■ **What the task requires**:
Every line of the records that holds the word "Chrome" should be copied out.

■ **Dataset records**:
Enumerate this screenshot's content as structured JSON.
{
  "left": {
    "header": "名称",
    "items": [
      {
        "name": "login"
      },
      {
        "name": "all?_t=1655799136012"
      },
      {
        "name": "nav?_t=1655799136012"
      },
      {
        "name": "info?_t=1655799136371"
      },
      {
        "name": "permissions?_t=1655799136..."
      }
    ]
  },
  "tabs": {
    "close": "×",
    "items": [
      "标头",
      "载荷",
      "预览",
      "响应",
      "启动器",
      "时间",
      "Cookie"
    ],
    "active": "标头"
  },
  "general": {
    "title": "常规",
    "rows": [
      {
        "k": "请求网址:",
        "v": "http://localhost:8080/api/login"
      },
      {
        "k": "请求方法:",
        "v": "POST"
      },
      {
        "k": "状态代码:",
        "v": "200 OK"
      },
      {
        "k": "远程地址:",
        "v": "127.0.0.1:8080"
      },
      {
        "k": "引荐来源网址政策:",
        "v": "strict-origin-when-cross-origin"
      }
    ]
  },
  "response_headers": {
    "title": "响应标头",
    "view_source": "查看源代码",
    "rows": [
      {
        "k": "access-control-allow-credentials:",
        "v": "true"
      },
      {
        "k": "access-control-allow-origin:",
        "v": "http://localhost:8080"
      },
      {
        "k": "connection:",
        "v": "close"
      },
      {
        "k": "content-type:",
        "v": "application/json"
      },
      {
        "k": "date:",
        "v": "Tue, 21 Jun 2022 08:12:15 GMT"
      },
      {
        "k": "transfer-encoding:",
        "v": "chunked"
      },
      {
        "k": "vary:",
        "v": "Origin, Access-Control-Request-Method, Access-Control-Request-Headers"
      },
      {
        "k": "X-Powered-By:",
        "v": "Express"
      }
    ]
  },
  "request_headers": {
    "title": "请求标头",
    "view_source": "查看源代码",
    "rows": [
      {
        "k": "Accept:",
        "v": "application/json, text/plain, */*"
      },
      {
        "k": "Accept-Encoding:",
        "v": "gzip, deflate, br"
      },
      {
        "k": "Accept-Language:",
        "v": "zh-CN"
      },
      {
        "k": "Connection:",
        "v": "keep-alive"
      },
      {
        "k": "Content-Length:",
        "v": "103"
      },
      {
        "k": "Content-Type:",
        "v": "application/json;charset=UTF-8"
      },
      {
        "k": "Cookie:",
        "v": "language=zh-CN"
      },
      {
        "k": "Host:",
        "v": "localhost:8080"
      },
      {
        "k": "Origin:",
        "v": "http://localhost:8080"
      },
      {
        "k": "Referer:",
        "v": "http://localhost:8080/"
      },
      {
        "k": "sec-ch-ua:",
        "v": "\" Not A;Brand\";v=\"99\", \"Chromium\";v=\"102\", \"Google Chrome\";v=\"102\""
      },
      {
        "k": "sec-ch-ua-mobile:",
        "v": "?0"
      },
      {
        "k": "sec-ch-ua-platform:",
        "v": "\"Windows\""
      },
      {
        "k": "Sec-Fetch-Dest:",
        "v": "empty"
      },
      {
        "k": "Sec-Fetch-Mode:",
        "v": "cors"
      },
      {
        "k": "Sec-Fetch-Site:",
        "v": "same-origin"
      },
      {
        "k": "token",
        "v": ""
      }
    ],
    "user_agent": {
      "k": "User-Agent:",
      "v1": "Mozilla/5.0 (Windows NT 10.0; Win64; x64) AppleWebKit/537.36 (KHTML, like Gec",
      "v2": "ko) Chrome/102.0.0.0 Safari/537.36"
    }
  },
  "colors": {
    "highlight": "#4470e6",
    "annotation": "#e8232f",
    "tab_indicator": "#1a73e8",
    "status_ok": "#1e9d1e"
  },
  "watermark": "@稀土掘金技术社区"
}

■ **Exercise answer**:
        "v": "\" Not A;Brand\";v=\"99\", \"Chromium\";v=\"102\", \"Google Chrome\";v=\"102\""
      "v2": "ko) Chrome/102.0.0.0 Safari/537.36"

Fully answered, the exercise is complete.